===== Material supplied

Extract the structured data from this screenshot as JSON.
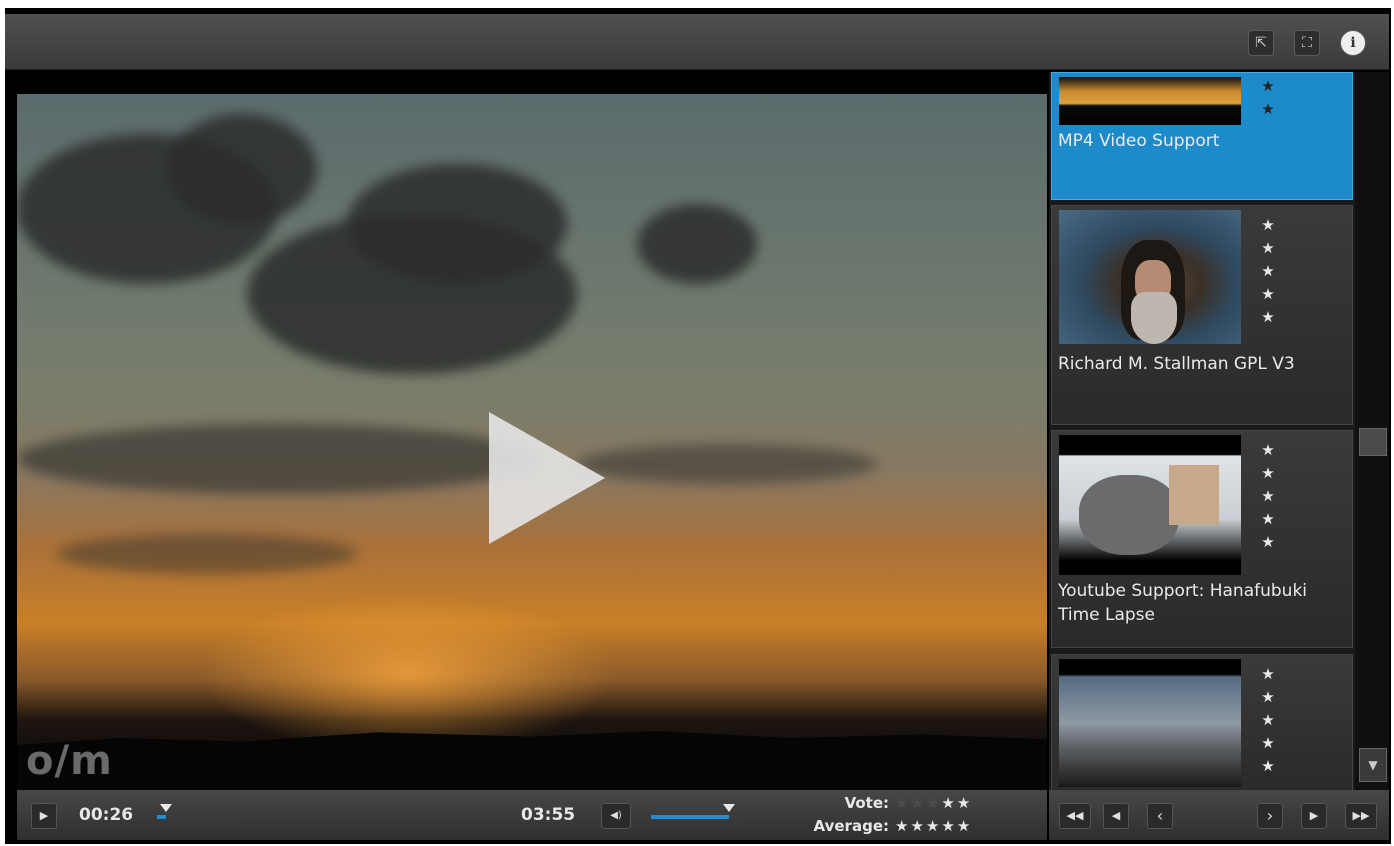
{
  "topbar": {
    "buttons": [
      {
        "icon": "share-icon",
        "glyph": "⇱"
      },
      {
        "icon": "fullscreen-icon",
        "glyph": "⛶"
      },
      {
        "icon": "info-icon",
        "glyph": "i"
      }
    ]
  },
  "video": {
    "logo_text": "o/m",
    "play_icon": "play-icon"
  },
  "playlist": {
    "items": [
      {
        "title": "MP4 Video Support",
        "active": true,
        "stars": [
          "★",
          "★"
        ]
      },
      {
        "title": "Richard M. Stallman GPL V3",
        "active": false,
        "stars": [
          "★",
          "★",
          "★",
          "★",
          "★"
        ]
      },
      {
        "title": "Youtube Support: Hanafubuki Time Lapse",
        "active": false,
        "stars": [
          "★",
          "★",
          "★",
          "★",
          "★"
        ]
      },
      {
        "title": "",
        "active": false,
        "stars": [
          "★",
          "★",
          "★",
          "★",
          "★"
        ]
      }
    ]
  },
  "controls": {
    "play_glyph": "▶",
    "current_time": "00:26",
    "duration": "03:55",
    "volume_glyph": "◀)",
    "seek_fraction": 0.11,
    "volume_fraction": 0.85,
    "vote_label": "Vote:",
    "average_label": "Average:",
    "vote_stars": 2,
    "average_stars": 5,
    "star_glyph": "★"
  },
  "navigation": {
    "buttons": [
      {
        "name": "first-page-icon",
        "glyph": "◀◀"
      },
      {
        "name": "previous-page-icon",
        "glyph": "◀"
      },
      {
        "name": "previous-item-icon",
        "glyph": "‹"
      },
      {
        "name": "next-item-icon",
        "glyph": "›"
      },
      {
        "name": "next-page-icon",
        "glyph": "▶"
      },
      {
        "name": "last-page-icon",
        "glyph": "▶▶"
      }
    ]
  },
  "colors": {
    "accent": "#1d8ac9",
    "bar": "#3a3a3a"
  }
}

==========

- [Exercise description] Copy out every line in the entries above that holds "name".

- [Result of the exercise]
        "name": "first-page-icon",
        "name": "previous-page-icon",
        "name": "previous-item-icon",
        "name": "next-item-icon",
        "name": "next-page-icon",
        "name": "last-page-icon",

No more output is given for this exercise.